**WORK INSTRUCTIONS:** From the listing, collect all lines containing the word "BeyondtheEdge".

━━━━━━━━━━━━━━━━

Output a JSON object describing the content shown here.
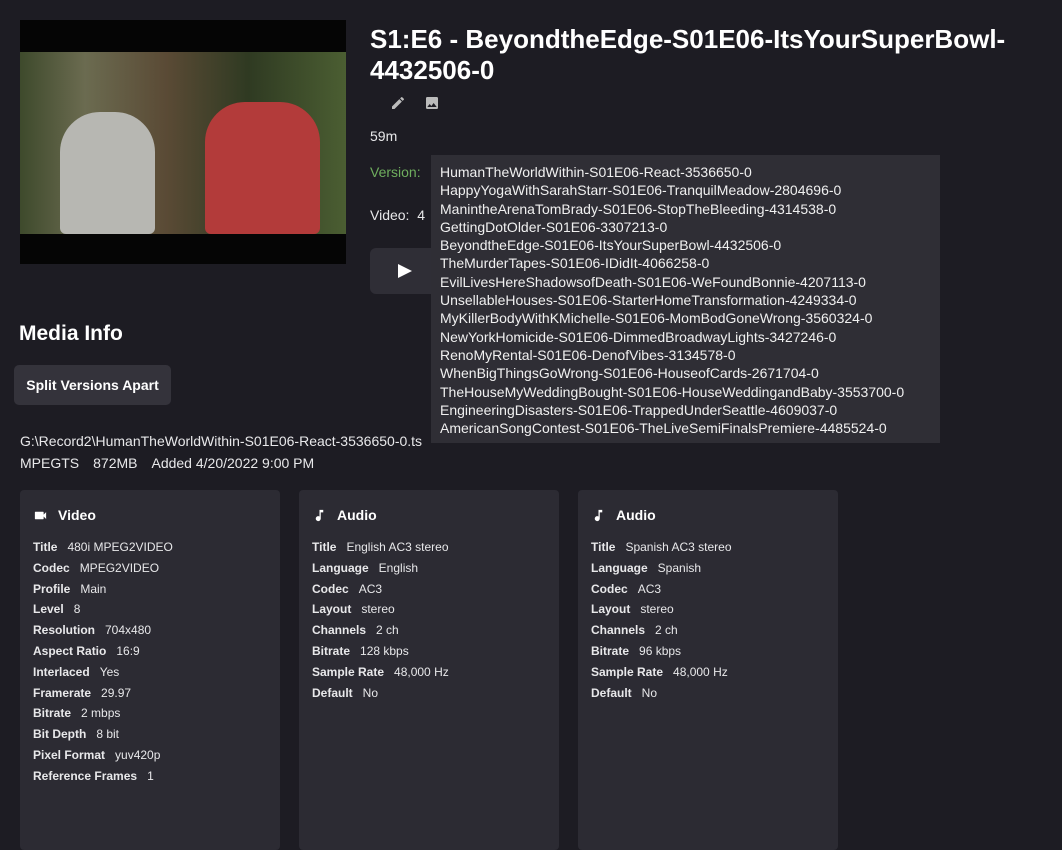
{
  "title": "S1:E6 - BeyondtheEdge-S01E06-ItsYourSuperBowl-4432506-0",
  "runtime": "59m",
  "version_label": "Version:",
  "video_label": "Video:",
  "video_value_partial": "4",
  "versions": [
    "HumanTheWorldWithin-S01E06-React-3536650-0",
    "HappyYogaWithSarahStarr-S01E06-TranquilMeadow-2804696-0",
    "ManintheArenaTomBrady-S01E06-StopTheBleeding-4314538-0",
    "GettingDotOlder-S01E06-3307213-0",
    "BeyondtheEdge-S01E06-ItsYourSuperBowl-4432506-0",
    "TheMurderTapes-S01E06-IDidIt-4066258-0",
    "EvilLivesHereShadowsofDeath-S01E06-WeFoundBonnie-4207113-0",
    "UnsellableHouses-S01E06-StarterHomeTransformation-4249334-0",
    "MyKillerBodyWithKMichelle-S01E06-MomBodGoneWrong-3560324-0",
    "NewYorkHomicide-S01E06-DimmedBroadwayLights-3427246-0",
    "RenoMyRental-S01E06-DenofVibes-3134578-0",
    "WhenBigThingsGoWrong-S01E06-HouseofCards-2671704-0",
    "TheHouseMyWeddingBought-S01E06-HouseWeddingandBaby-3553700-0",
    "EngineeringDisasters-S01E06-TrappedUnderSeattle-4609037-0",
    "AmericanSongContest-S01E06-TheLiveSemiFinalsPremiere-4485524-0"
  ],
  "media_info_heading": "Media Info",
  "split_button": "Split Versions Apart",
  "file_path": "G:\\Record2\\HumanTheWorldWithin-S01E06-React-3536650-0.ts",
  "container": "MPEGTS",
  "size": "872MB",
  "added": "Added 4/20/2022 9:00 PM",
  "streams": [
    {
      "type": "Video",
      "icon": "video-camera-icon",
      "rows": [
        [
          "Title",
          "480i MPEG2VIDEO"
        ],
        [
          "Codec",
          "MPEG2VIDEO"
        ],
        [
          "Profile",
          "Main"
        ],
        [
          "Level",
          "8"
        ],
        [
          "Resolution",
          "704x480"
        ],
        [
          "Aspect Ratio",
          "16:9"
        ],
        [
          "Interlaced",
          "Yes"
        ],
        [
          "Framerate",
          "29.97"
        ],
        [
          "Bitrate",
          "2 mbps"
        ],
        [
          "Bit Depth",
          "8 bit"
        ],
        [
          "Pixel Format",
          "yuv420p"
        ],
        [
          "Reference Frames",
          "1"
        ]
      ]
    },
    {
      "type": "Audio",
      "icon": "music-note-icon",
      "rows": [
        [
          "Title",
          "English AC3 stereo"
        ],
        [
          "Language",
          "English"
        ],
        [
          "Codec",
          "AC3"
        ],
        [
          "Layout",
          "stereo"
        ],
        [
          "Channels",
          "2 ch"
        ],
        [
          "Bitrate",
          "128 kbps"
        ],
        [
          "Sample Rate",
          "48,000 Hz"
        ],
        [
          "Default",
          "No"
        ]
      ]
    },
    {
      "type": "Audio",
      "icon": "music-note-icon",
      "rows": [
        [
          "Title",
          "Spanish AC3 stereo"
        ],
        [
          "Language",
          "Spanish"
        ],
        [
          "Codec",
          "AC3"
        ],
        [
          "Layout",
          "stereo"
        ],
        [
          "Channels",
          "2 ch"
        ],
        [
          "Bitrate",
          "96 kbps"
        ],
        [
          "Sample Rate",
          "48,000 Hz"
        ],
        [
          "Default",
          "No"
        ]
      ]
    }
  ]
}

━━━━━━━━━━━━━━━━

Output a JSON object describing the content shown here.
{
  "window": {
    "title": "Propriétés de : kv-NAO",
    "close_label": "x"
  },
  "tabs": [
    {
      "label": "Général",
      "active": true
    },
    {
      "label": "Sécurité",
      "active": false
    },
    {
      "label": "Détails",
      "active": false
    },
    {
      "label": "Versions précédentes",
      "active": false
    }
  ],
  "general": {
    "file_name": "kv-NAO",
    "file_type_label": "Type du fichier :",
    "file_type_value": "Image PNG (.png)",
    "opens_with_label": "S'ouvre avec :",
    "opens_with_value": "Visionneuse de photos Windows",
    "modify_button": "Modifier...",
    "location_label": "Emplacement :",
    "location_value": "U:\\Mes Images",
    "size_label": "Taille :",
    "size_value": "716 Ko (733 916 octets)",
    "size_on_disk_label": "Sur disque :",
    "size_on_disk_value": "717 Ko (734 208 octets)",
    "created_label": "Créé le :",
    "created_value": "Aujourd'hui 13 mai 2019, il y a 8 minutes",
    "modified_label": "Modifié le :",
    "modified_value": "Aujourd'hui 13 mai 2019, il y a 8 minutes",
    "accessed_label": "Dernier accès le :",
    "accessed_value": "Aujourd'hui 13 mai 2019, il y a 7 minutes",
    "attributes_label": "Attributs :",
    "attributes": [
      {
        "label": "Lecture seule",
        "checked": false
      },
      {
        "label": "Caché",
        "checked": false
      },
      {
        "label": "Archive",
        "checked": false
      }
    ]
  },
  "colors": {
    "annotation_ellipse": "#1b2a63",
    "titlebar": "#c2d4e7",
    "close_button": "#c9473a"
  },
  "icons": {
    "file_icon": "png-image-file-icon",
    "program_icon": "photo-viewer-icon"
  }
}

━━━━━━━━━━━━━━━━

**FINISHED EXERCISE:**
  "title": "S1:E6 - BeyondtheEdge-S01E06-ItsYourSuperBowl-4432506-0",
    "BeyondtheEdge-S01E06-ItsYourSuperBowl-4432506-0",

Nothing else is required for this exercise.